EcoTourism / Birding

Flatt’s Inlet

           Is ecotourism the way you prefer to experience your journey?

Besides finding some of the world’s best fishing spots, shark diving, and scuba diving amidst the most colorful coral reefs, coves, and caves, you will find that there is also plenty of nature to explore on land and sky as well. The fragrant flower and fauna and migrant birds that make Bermuda a critical pit stop on transatlantic flights make Bermuda one of the best nature vacations. 

Among those flowers are some potent healing powers, and not just because nature is one of the most powerful healing modalities known to humankind, but also because the passion flower vine, which is native to Bermuda, has been used as dietary supplement and topical treatment for centuries.
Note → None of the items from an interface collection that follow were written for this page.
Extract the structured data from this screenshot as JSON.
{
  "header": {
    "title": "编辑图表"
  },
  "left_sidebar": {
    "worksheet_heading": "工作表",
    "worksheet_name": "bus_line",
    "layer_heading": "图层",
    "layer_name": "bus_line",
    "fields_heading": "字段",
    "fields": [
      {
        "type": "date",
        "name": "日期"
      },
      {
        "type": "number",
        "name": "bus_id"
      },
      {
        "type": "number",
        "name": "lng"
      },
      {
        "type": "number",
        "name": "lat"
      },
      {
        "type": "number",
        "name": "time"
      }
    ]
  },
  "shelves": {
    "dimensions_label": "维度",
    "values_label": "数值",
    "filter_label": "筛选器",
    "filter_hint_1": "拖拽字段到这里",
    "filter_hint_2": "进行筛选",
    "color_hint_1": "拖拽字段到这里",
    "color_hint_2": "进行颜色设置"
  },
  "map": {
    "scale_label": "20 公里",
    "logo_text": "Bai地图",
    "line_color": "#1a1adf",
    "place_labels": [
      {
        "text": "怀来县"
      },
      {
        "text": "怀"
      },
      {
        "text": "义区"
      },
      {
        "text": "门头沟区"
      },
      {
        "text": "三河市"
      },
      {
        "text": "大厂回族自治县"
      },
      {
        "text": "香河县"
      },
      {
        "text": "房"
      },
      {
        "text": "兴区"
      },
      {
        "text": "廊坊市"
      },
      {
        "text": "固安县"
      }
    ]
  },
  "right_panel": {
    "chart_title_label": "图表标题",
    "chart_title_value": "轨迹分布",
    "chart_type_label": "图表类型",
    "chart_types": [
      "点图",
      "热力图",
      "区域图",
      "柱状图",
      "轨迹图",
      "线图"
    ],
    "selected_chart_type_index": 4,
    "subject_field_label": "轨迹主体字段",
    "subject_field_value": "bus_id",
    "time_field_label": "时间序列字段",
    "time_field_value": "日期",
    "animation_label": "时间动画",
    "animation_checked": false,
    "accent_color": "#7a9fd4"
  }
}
Passion flower uses include anxiety, sleep, pain, heart rhythm regulation, menopause, ADHD, burns and hemorrhoids. 

You can consider taking a deep a whiff of the aromatic and exotic flowers an exercise in presence. You can’t help but feel relaxed and pampered by Mother Nature. If smell is one of your favorite ways to take in nature, make sure you visit the Lili Bermuda Perfumery, where you find the finest fragrances on the planet, including custom crafted colognes and perfumes made from the local flora and fauna. 

The passion flower is just one of 8,000 different species of flora and fauna that grace the landscape. The Bermuda palmetto, among other species of palm, enhance the subtropical ambiance, though there may be more magical places to explore, such as caves strewn with fern and mystical marshlands. Be sure to locate some of the few legacy Bermuda cedar trees, which dominated the land prior to its settlement.  

Don’t be surprised by sightings of the Bermuda rock skink, or rock sink, the only native lizard. Bermuda is also host to various other reptile species, such as anoles and diamondback terrapins. 

Enjoy nature by bike, horseback, scooter, or, of course, on your own two feet. If you visit in April and May, also plan to explore nature by boat to catch the humpback whale during its northward migration.


If you seek to experience a birding vacation, plan to visit from January to March. Over 360 species of birds have been recorded in Bermuda during the migration, but only 13 are actually native. Among them is the national bird, the Cahow, which is one of the rarest sea birds in the world. In fact, they were thought to have been extinct in the 1600s. Bermuda is the only place you have a chance to spot one of these extremely endangered birds, and it requires a permit, which we can help you obtain. 

Does the challenge of spotting a rare, nearly extinct bird pique your interest? Give us a call today. 

The Bermuda Longtail was the inspiration for our logo, if you notice. (And if you’re really astute, you may notice that the tail hooks around just like the archipelago.) If you spot one, you’ll probably spot thousands; these birds nest in flocks of 2,500 to 3,000! 

If sound is how you like to experience your journey, keep your ears open for the melodic song of the White-Eyed Vireo. They’re fast, so be ready with your binoculars and camera for the challenge of capturing them still. 

Let us set you up on the best birding tours through Bermuda’s nature reserves so that you can spy the Spotted Sandpiper, Common Moorhen, Eastern Bluebird, Green Heron, the Bermuda Night Heron, and the Black and White Warblers in the wild. 


Participate in the 122nd National Audubon Society Christmas Bird Count and make Bermuda history, perhaps even set a record!  

Book a consultation today to experience the utmost ecotourism or birding vacation!